The Parks Department has finally formalized rules for allowing pets off-leash in city parks, following a revision of the health code by the Health Dept. to allow free-roaming dogs and a decision from a judge ruling that off-leash dogs were okay. A press release from the Parks Department announcing the change in policy outlined the allowable hours and locations dogs could be unclipped to roam. It also outlines requirements for pet owners to keep their dogs in compliance with the new rules when the policy goes into effect 30 days from today.

Today, the Parks Department announced a change in the rules concerning off-leash dogs in parks. Thirty days from now, the successful “courtesy hours” policy will officially become part of Parks’ rules and regulations. With proof of a current rabies vaccination and license information, owners can allow dogs to run off-leash in certain designated areas from the time the park opens until 9 a.m. and from 9 p.m. until the park closes...

...Beginning May 10, parks will be grouped into four designated categories: 1) No dogs allowed; 2) Dogs must be on-leash at all times; 3) Designated dog run; and 4) Designated off-leash area.

The amended rule will also require all dogs in parks to be licensed and that owners be able to show proof that they have been vaccinated against rabies, as required by New York State and City law.

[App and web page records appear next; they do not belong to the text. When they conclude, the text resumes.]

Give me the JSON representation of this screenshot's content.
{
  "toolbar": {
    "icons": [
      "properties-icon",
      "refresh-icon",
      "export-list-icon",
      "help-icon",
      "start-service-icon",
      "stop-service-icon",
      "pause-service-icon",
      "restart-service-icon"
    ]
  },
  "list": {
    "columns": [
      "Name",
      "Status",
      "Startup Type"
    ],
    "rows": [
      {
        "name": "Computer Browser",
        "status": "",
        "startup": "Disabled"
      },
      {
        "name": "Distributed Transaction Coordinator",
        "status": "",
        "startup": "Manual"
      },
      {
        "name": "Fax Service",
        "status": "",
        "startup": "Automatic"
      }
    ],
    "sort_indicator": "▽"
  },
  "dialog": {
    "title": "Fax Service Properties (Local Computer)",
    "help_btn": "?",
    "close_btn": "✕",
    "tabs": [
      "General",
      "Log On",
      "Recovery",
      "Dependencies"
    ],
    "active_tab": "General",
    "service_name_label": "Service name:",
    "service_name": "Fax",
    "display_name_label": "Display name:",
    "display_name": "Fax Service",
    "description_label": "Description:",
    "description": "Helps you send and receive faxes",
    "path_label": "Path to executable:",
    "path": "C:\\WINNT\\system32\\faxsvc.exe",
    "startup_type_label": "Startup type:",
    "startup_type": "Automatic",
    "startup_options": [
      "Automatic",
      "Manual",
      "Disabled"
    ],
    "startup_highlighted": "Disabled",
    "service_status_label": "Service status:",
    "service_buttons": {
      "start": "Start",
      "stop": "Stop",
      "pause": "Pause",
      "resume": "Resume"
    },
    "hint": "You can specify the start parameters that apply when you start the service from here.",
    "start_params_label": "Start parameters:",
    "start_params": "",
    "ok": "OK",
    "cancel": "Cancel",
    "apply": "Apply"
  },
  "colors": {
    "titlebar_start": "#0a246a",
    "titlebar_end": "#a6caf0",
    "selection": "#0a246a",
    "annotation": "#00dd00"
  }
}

Parks Commissioner Adrian Benepe said, "Through a public process, the Parks Department codified the successful, long-standing 'courtesy hours' policy for the benefit of all New Yorkers. We know that a tired dog is a good dog and for the last two decades, this policy has made parks safer and has allowed dog owners to exercise and socialize their pets.”

The full set of regulations can be found at the Parks Department site here, along with the list of designated areas where off-leash hours will be observed (for instances, ballfields, playgrounds, zoos, etc. are out).

(Photo of dogs on a leash by dogseat at flickr)